The committee are aware that there is a very strong prejudice prevailing against Mr. Baxter, and they feel bound to say that they have very much altered their minds since they began to investigate the matter. And after a very careful examination of the whole matter, they do not believe they allowed him any more than he is actually entitled to, nor as much as he would have obtained had the matter been before a court of justice. And the committee deem it no more than justice to Mr. Baxter to say, that even with the amount they have allowed hiin, they think he has sustained a heavy loss--and that loss was caused by circumstances beyond his control, and which in the opinion of the committee casts a foul stain upon the character of persons high in office in this Territory. The committee would remark, however, that Mr. Bax ter is not satisfied with the amount as allowed by the committee, and has herewith transmitted a copy of his account, together with the estimates of Mi. Nelson and Mr. Parker, two mechanics, under oath, which would make the balance in his favor $1305 15. The committee conclude by offering the following resoluion. All of which is respectfully submitted,
Ch'n Select Committee.

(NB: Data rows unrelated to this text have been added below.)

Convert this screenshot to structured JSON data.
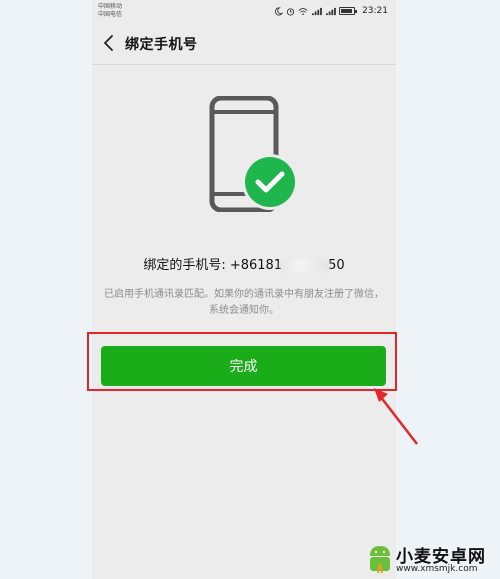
{
  "status_bar": {
    "carrier_1": "中国移动",
    "carrier_2": "中国电信",
    "time": "23:21"
  },
  "nav": {
    "title": "绑定手机号"
  },
  "main": {
    "phone_label": "绑定的手机号: +86181",
    "phone_suffix": "50",
    "description": "已启用手机通讯录匹配。如果你的通讯录中有朋友注册了微信，系统会通知你。",
    "done_label": "完成"
  },
  "watermark": {
    "name": "小麦安卓网",
    "url": "www.xmsmjk.com"
  },
  "colors": {
    "accent_green": "#1aad19",
    "check_green": "#1fb64d",
    "highlight_red": "#e3262b"
  },
  "icons": {
    "back": "chevron-left-icon",
    "moon": "moon-icon",
    "alarm": "alarm-icon",
    "wifi": "wifi-icon",
    "signal": "signal-icon",
    "battery": "battery-icon",
    "check": "check-icon"
  }
}
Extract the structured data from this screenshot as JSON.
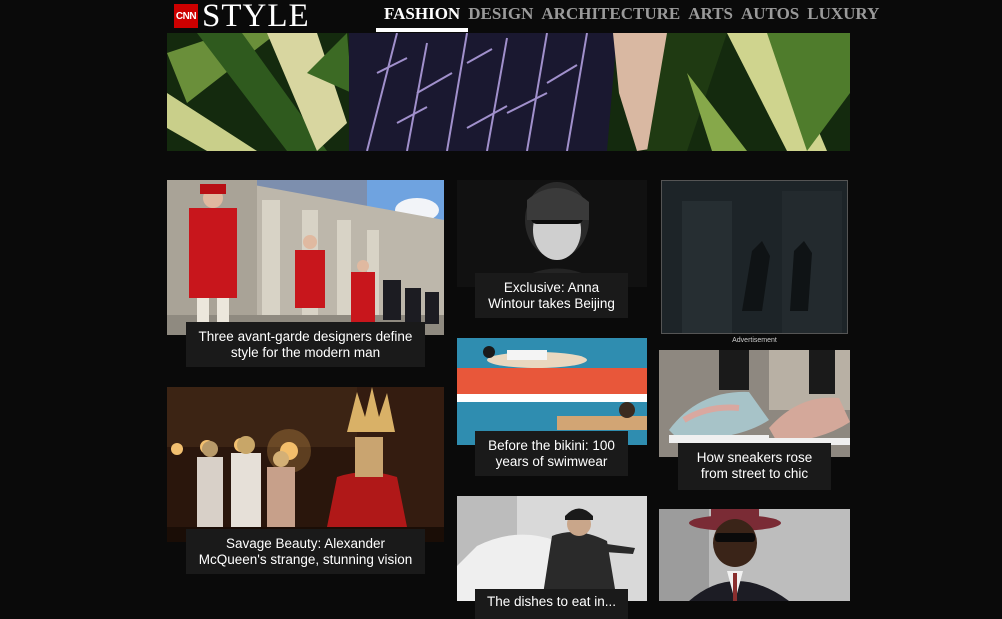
{
  "header": {
    "logo_badge": "CNN",
    "logo_word": "STYLE",
    "nav": [
      {
        "label": "FASHION",
        "active": true
      },
      {
        "label": "DESIGN",
        "active": false
      },
      {
        "label": "ARCHITECTURE",
        "active": false
      },
      {
        "label": "ARTS",
        "active": false
      },
      {
        "label": "AUTOS",
        "active": false
      },
      {
        "label": "LUXURY",
        "active": false
      }
    ]
  },
  "stories": [
    {
      "caption": "Three avant-garde designers define style for the modern man"
    },
    {
      "caption": "Exclusive: Anna Wintour takes Beijing"
    },
    {
      "caption": "Before the bikini: 100 years of swimwear"
    },
    {
      "caption": "How sneakers rose from street to chic"
    },
    {
      "caption": "Savage Beauty: Alexander McQueen's strange, stunning vision"
    },
    {
      "caption": "The dishes to eat in..."
    }
  ],
  "ad": {
    "label": "Advertisement"
  },
  "colors": {
    "background": "#0a0a0a",
    "caption_bg": "#1a1a1a",
    "cnn_red": "#cc0000",
    "nav_inactive": "#9a9a9a"
  }
}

LYMAN CROSSMAN, An item of $7 64 for work done on the sky-light of the dome, and allowed by Mr. Smith, was inadvertently omitted in the above estimate, which, added to the above sum of $1000 91, would make $1008 55.
LYMAN CROSSMAN. Resolved, by the council ang house of representatives, That Daniel Baxter be allowed and paid the sum of $1008 55, being the amount agreed upon by the committee, including interest up to this day; and that said Baxter be allowed interest on the same until paid.
ESTIMATE MADE BY MR, NELSON.
Twenty-six posts in basement of capitol, $3 75 each,
including all the labor and materials, Sixteen days joiners labor, working over five win:
dows below, 200 feet of pine for same, and 25lbs of nails, Taking off old roof to piazza, Proportion of scaffolding to be charged to extra shing
ling on roof, 800 feet pine for four windows in lower ball, 25 lbs. nails for said four windows,
8 50 15 00
10 00 24 00 2 50
10 00 7 50
60 7 50
4 75 5 00 3 00 15 00
Work re-finishing the above four windows,
and putting in new doors, castings, &c., $27 00 for
each door, Furnishing two new doors in place of old ones taken
out in hall below, $12 each, Raising up timbers above, fastening partition to libra
ry, spikes, &c.,
17 cents per foot, Extra work on nine windows below, at $4 00 each,
it being worth $14 00 to do the work on each
63 00 71 50
8 30 10 00
36 00 3 00
30 00 48 00 13 00 64'00 20 00 20 00 6 00
Extra plastering on the walls, average equal to three
coats of 900 yards, necessary to fit the walls for
Mason work fitting the stone work of windows for fin,
ishing, Four columns in court room, Extra shingling on roof,
20 00 100 00 29 60
$1460 75 TERRITORY OF WISCONSIN,
Dane County, ss. John Nelson, being duly sworn, doth depose and say, that he is a carpenter and joiner; that he has examined the contract of Daniel Baxter with the Territory of Wisconsin, and that he does not see the foregoing bill of work embraced in said contract; and believes the same should be allowed as extra work; and further, that he has estimated the work contained in said bill, and believes the charges are reasonable and just,
Clerk Supreme Court, W.T.
ESTIMATE MADE BY MR. PARKER.
$96 00 32 00 7 00
Twenty-six posts in basement story, for the purpose
of supporting and raising the floors,
als for the same,
100 00 10 00 8 00
60 00 65 00
Plastering the hall leading to the governor's room,
137 00 54 00